WHAT THE EXERCISE ASKS.
Scan the records below. Copy every line in which the word "caption" appears.

DATA UNDER STUDY.
——
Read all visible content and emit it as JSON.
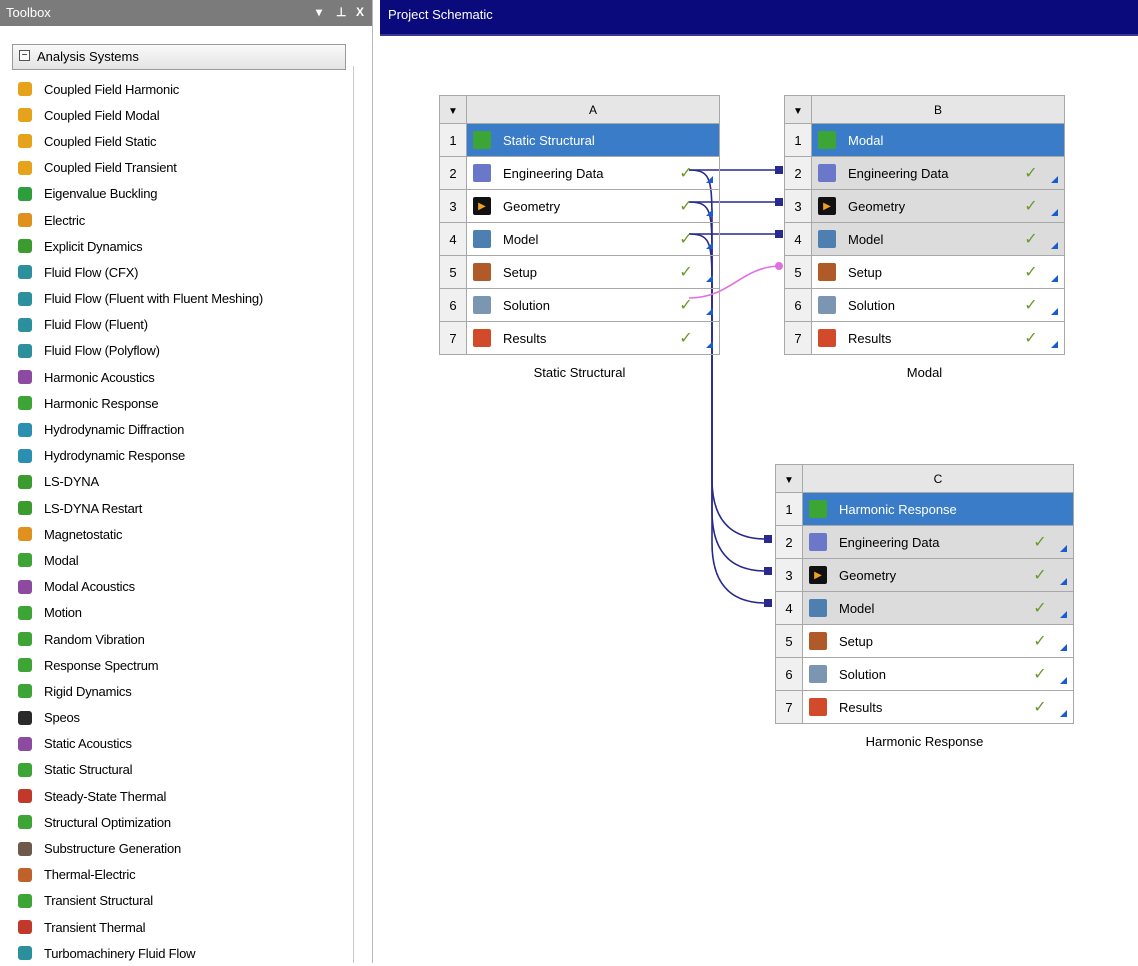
{
  "toolbox": {
    "title": "Toolbox",
    "controls": {
      "dropdown": "▾",
      "pin": "ᵖ",
      "close": "X"
    },
    "section": {
      "toggle": "−",
      "label": "Analysis Systems"
    },
    "items": [
      {
        "label": "Coupled Field Harmonic",
        "icon": "coupled-field-icon",
        "color": "#e6a21a"
      },
      {
        "label": "Coupled Field Modal",
        "icon": "coupled-field-icon",
        "color": "#e6a21a"
      },
      {
        "label": "Coupled Field Static",
        "icon": "coupled-field-icon",
        "color": "#e6a21a"
      },
      {
        "label": "Coupled Field Transient",
        "icon": "coupled-field-icon",
        "color": "#e6a21a"
      },
      {
        "label": "Eigenvalue Buckling",
        "icon": "buckling-icon",
        "color": "#2e9e3c"
      },
      {
        "label": "Electric",
        "icon": "electric-icon",
        "color": "#e0901c"
      },
      {
        "label": "Explicit Dynamics",
        "icon": "explicit-icon",
        "color": "#3b9b2f"
      },
      {
        "label": "Fluid Flow (CFX)",
        "icon": "fluid-flow-icon",
        "color": "#2c8f9c"
      },
      {
        "label": "Fluid Flow (Fluent with Fluent Meshing)",
        "icon": "fluid-flow-icon",
        "color": "#2c8f9c"
      },
      {
        "label": "Fluid Flow (Fluent)",
        "icon": "fluid-flow-icon",
        "color": "#2c8f9c"
      },
      {
        "label": "Fluid Flow (Polyflow)",
        "icon": "fluid-flow-icon",
        "color": "#2c8f9c"
      },
      {
        "label": "Harmonic Acoustics",
        "icon": "acoustics-icon",
        "color": "#8c4aa0"
      },
      {
        "label": "Harmonic Response",
        "icon": "harmonic-icon",
        "color": "#3da536"
      },
      {
        "label": "Hydrodynamic Diffraction",
        "icon": "hydrodynamic-icon",
        "color": "#2a8fb0"
      },
      {
        "label": "Hydrodynamic Response",
        "icon": "hydrodynamic-icon",
        "color": "#2a8fb0"
      },
      {
        "label": "LS-DYNA",
        "icon": "ls-dyna-icon",
        "color": "#3b9b2f"
      },
      {
        "label": "LS-DYNA Restart",
        "icon": "ls-dyna-icon",
        "color": "#3b9b2f"
      },
      {
        "label": "Magnetostatic",
        "icon": "magnet-icon",
        "color": "#e0901c"
      },
      {
        "label": "Modal",
        "icon": "modal-icon",
        "color": "#3da536"
      },
      {
        "label": "Modal Acoustics",
        "icon": "acoustics-icon",
        "color": "#8c4aa0"
      },
      {
        "label": "Motion",
        "icon": "motion-icon",
        "color": "#3da536"
      },
      {
        "label": "Random Vibration",
        "icon": "vibration-icon",
        "color": "#3da536"
      },
      {
        "label": "Response Spectrum",
        "icon": "spectrum-icon",
        "color": "#3da536"
      },
      {
        "label": "Rigid Dynamics",
        "icon": "rigid-icon",
        "color": "#3da536"
      },
      {
        "label": "Speos",
        "icon": "speos-icon",
        "color": "#2a2a2a"
      },
      {
        "label": "Static Acoustics",
        "icon": "acoustics-icon",
        "color": "#8c4aa0"
      },
      {
        "label": "Static Structural",
        "icon": "structural-icon",
        "color": "#3da536"
      },
      {
        "label": "Steady-State Thermal",
        "icon": "thermal-icon",
        "color": "#c0392b"
      },
      {
        "label": "Structural Optimization",
        "icon": "optimization-icon",
        "color": "#3da536"
      },
      {
        "label": "Substructure Generation",
        "icon": "substructure-icon",
        "color": "#6d5a4a"
      },
      {
        "label": "Thermal-Electric",
        "icon": "thermal-electric-icon",
        "color": "#c0602b"
      },
      {
        "label": "Transient Structural",
        "icon": "structural-icon",
        "color": "#3da536"
      },
      {
        "label": "Transient Thermal",
        "icon": "thermal-icon",
        "color": "#c0392b"
      },
      {
        "label": "Turbomachinery Fluid Flow",
        "icon": "fluid-flow-icon",
        "color": "#2c8f9c"
      }
    ]
  },
  "schematic": {
    "title": "Project Schematic",
    "systems": [
      {
        "id": "A",
        "letter": "A",
        "caption": "Static Structural",
        "rows": [
          {
            "num": "1",
            "label": "Static Structural",
            "icon": "static-structural-icon",
            "title": true
          },
          {
            "num": "2",
            "label": "Engineering Data",
            "icon": "engineering-data-icon",
            "status": "✓"
          },
          {
            "num": "3",
            "label": "Geometry",
            "icon": "geometry-icon",
            "status": "✓"
          },
          {
            "num": "4",
            "label": "Model",
            "icon": "model-icon",
            "status": "✓"
          },
          {
            "num": "5",
            "label": "Setup",
            "icon": "setup-icon",
            "status": "✓"
          },
          {
            "num": "6",
            "label": "Solution",
            "icon": "solution-icon",
            "status": "✓"
          },
          {
            "num": "7",
            "label": "Results",
            "icon": "results-icon",
            "status": "✓"
          }
        ]
      },
      {
        "id": "B",
        "letter": "B",
        "caption": "Modal",
        "rows": [
          {
            "num": "1",
            "label": "Modal",
            "icon": "modal-icon",
            "title": true
          },
          {
            "num": "2",
            "label": "Engineering Data",
            "icon": "engineering-data-icon",
            "status": "✓",
            "shared": true
          },
          {
            "num": "3",
            "label": "Geometry",
            "icon": "geometry-icon",
            "status": "✓",
            "shared": true
          },
          {
            "num": "4",
            "label": "Model",
            "icon": "model-icon",
            "status": "✓",
            "shared": true
          },
          {
            "num": "5",
            "label": "Setup",
            "icon": "setup-icon",
            "status": "✓"
          },
          {
            "num": "6",
            "label": "Solution",
            "icon": "solution-icon",
            "status": "✓"
          },
          {
            "num": "7",
            "label": "Results",
            "icon": "results-icon",
            "status": "✓"
          }
        ]
      },
      {
        "id": "C",
        "letter": "C",
        "caption": "Harmonic Response",
        "rows": [
          {
            "num": "1",
            "label": "Harmonic Response",
            "icon": "harmonic-response-icon",
            "title": true
          },
          {
            "num": "2",
            "label": "Engineering Data",
            "icon": "engineering-data-icon",
            "status": "✓",
            "shared": true
          },
          {
            "num": "3",
            "label": "Geometry",
            "icon": "geometry-icon",
            "status": "✓",
            "shared": true
          },
          {
            "num": "4",
            "label": "Model",
            "icon": "model-icon",
            "status": "✓",
            "shared": true
          },
          {
            "num": "5",
            "label": "Setup",
            "icon": "setup-icon",
            "status": "✓"
          },
          {
            "num": "6",
            "label": "Solution",
            "icon": "solution-icon",
            "status": "✓"
          },
          {
            "num": "7",
            "label": "Results",
            "icon": "results-icon",
            "status": "✓"
          }
        ]
      }
    ],
    "colors": {
      "link": "#2a2a8c",
      "solution_link": "#e070e0",
      "title_row": "#3a7cc7",
      "header_bar": "#0a0a7c",
      "check": "#6a9a2c",
      "tri": "#1a5ccf"
    }
  }
}
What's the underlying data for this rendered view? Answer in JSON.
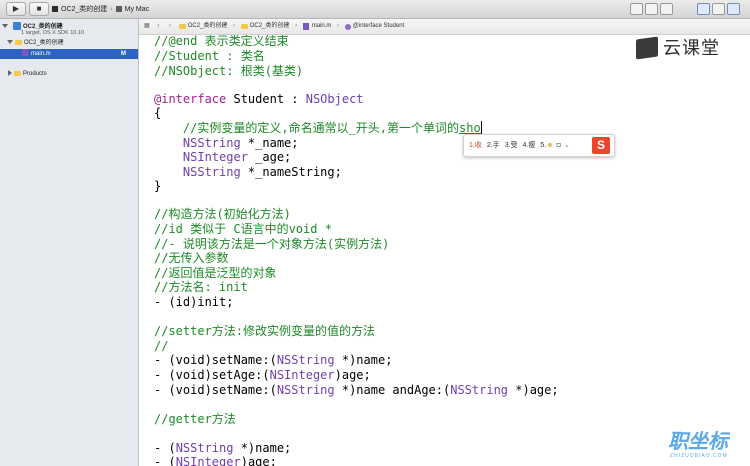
{
  "toolbar": {
    "scheme_target": "OC2_类的创建",
    "scheme_device": "My Mac"
  },
  "navigator": {
    "project_name": "OC2_类的创建",
    "project_sub": "1 target, OS X SDK 10.10",
    "group_name": "OC2_类的创建",
    "file_name": "main.m",
    "file_badge": "M",
    "products": "Products"
  },
  "jumpbar": {
    "crumbs": [
      "OC2_类的创建",
      "OC2_类的创建",
      "main.m",
      "@interface Student"
    ]
  },
  "code": {
    "l1": "//@end 表示类定义结束",
    "l2": "//Student : 类名",
    "l3": "//NSObject: 根类(基类)",
    "l4_kw": "@interface",
    "l4_mid": " Student : ",
    "l4_type": "NSObject",
    "l5": "{",
    "l6_a": "    //实例变量的定义,命名通常以_开头,第一个单词的",
    "l6_b": "sho",
    "l7_type": "NSString",
    "l7_rest": " *_name;",
    "l8_type": "NSInteger",
    "l8_rest": " _age;",
    "l9_type": "NSString",
    "l9_rest": " *_nameString;",
    "l10": "}",
    "l11": "//构造方法(初始化方法)",
    "l12": "//id 类似于 C语言中的void *",
    "l13": "//- 说明该方法是一个对象方法(实例方法)",
    "l14": "//无传入参数",
    "l15": "//返回值是泛型的对象",
    "l16": "//方法名: init",
    "l17": "- (id)init;",
    "l18": "//setter方法:修改实例变量的值的方法",
    "l19": "//",
    "l20_a": "- (void)setName:(",
    "l20_t": "NSString",
    "l20_b": " *)name;",
    "l21_a": "- (void)setAge:(",
    "l21_t": "NSInteger",
    "l21_b": ")age;",
    "l22_a": "- (void)setName:(",
    "l22_t": "NSString",
    "l22_b": " *)name andAge:(",
    "l22_t2": "NSString",
    "l22_c": " *)age;",
    "l23": "//getter方法",
    "l24_a": "- (",
    "l24_t": "NSString",
    "l24_b": " *)name;",
    "l25_a": "- (",
    "l25_t": "NSInteger",
    "l25_b": ")age;"
  },
  "ime": {
    "c1": "1.收",
    "c2": "2.手",
    "c3": "3.受",
    "c4": "4.瘦",
    "c5": "5.",
    "logo": "S"
  },
  "watermark": {
    "text": "云课堂",
    "text2": "职坐标",
    "text2_sub": "ZHIZUOBIAO.COM"
  }
}
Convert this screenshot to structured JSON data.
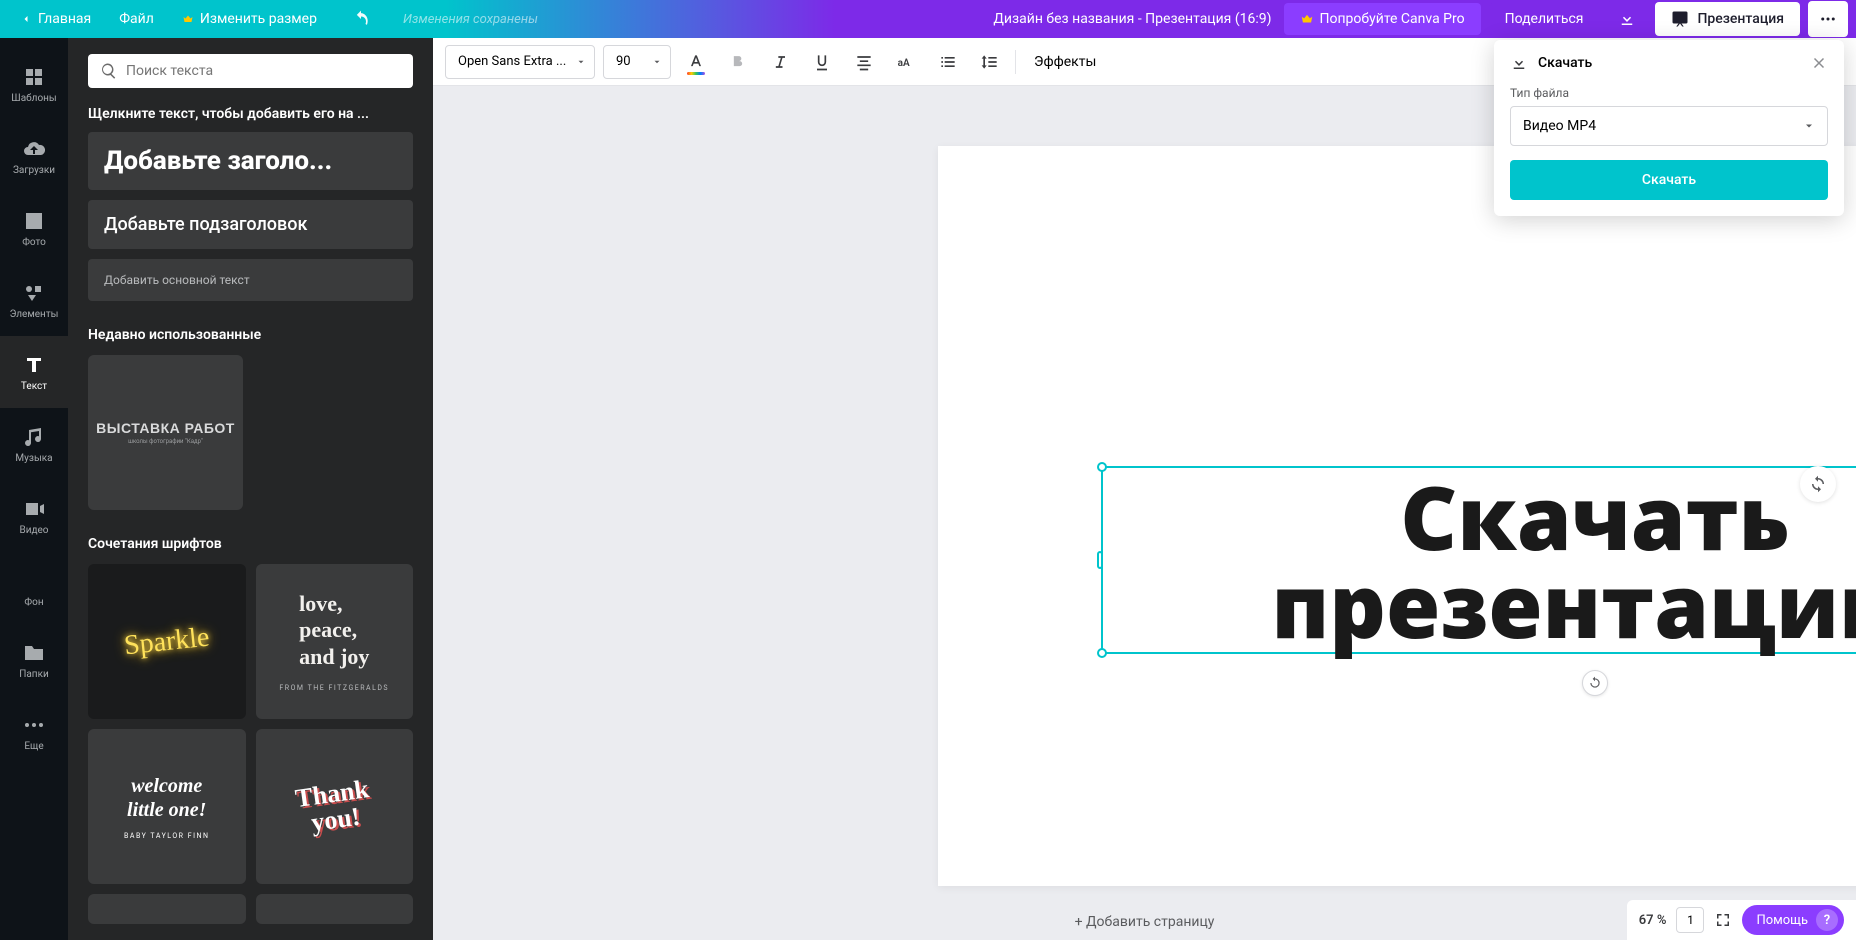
{
  "topbar": {
    "home": "Главная",
    "file": "Файл",
    "resize": "Изменить размер",
    "status": "Изменения сохранены",
    "title": "Дизайн без названия - Презентация (16:9)",
    "try_pro": "Попробуйте Canva Pro",
    "share": "Поделиться",
    "present": "Презентация"
  },
  "rail": {
    "templates": "Шаблоны",
    "uploads": "Загрузки",
    "photos": "Фото",
    "elements": "Элементы",
    "text": "Текст",
    "music": "Музыка",
    "video": "Видео",
    "background": "Фон",
    "folders": "Папки",
    "more": "Еще"
  },
  "side": {
    "search_placeholder": "Поиск текста",
    "click_hint": "Щелкните текст, чтобы добавить его на ...",
    "add_heading": "Добавьте заголо...",
    "add_subheading": "Добавьте подзаголовок",
    "add_body": "Добавить основной текст",
    "recent_title": "Недавно использованные",
    "recent_tile_t1": "ВЫСТАВКА РАБОТ",
    "recent_tile_t2": "школы фотографии \"Кадр\"",
    "combos_title": "Сочетания шрифтов",
    "sparkle": "Sparkle",
    "love_lines": "love,\npeace,\nand joy",
    "love_sub": "FROM THE FITZGERALDS",
    "welcome_lines": "welcome\nlittle one!",
    "welcome_sub": "BABY TAYLOR FINN",
    "thank": "Thank\nyou!"
  },
  "toolbar": {
    "font": "Open Sans Extra ...",
    "size": "90",
    "effects": "Эффекты"
  },
  "canvas": {
    "text": "Скачать презентацию",
    "add_page": "+ Добавить страницу"
  },
  "popover": {
    "title": "Скачать",
    "file_type_label": "Тип файла",
    "file_type_value": "Видео MP4",
    "download": "Скачать"
  },
  "status": {
    "zoom": "67 %",
    "page": "1",
    "help": "Помощь",
    "q": "?"
  }
}
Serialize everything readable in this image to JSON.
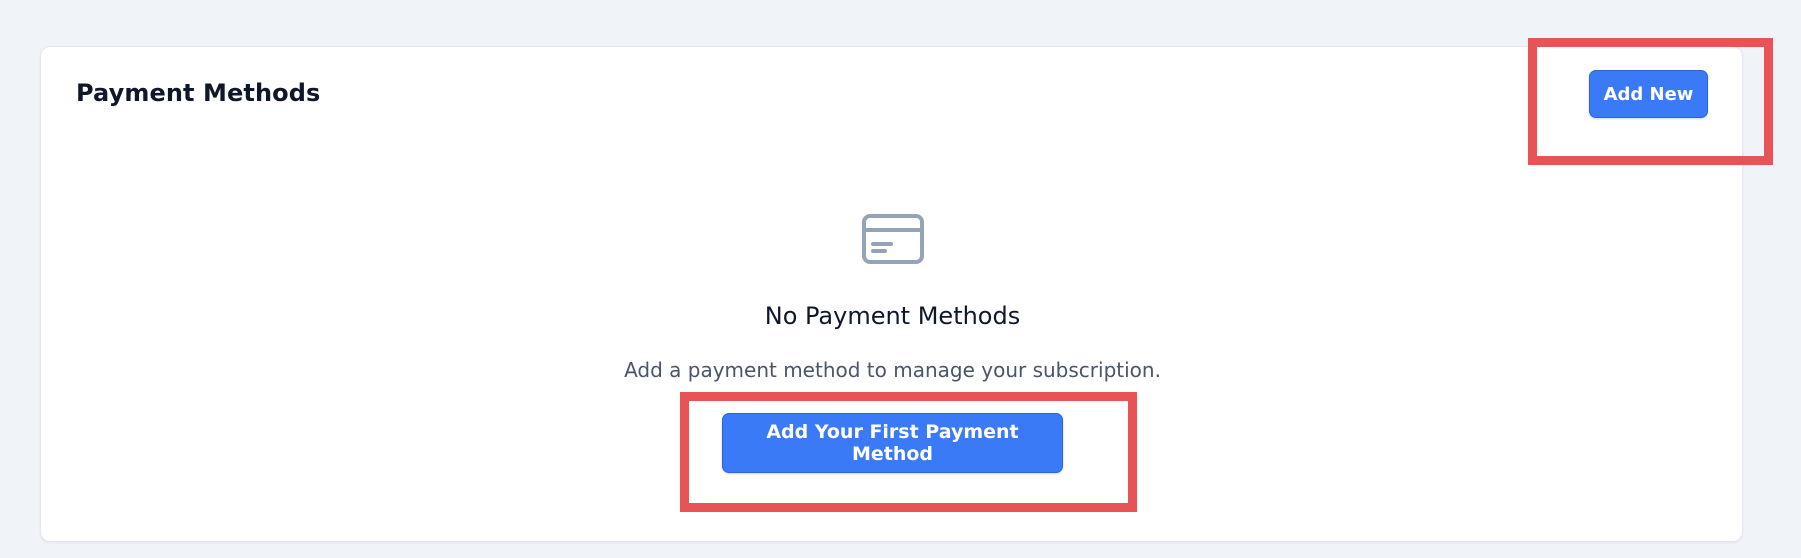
{
  "card": {
    "title": "Payment Methods",
    "add_new_label": "Add New"
  },
  "empty_state": {
    "icon": "credit-card-icon",
    "title": "No Payment Methods",
    "description": "Add a payment method to manage your subscription.",
    "cta_label": "Add Your First Payment Method"
  },
  "colors": {
    "page_bg": "#f0f3f8",
    "accent": "#3b7af7",
    "highlight": "#e85456",
    "icon": "#94a3b8"
  }
}
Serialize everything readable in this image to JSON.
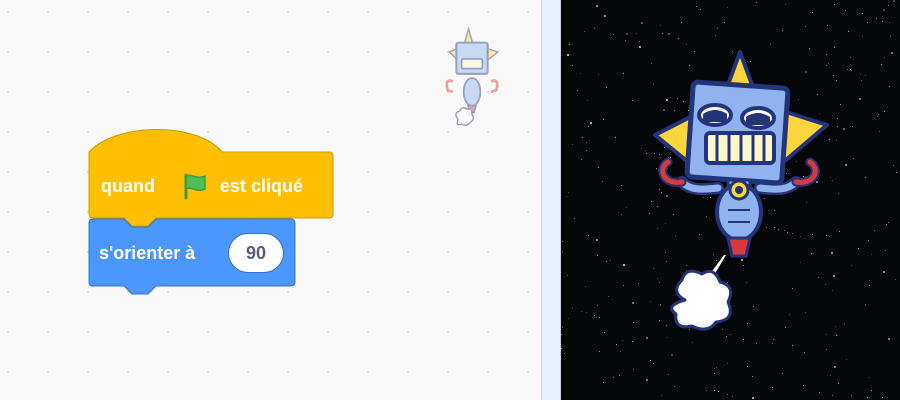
{
  "blocks": {
    "hat": {
      "prefix": "quand",
      "suffix": "est cliqué",
      "icon": "green-flag-icon",
      "color": "#ffbf00",
      "border": "#cc9900"
    },
    "motion": {
      "label": "s'orienter à",
      "value": "90",
      "color": "#4c97ff",
      "border": "#3373cc"
    }
  },
  "stage": {
    "background": "space",
    "sprite": "robot"
  },
  "colors": {
    "flag_green": "#4cbf56",
    "robot_blue": "#8fb3ef",
    "robot_outline": "#23347a",
    "robot_yellow": "#ffd53d",
    "robot_red": "#d63a3a"
  }
}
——
TASK ANSWER.
        "caption": "Static Structural",
        "caption": "Modal",
        "caption": "Harmonic Response",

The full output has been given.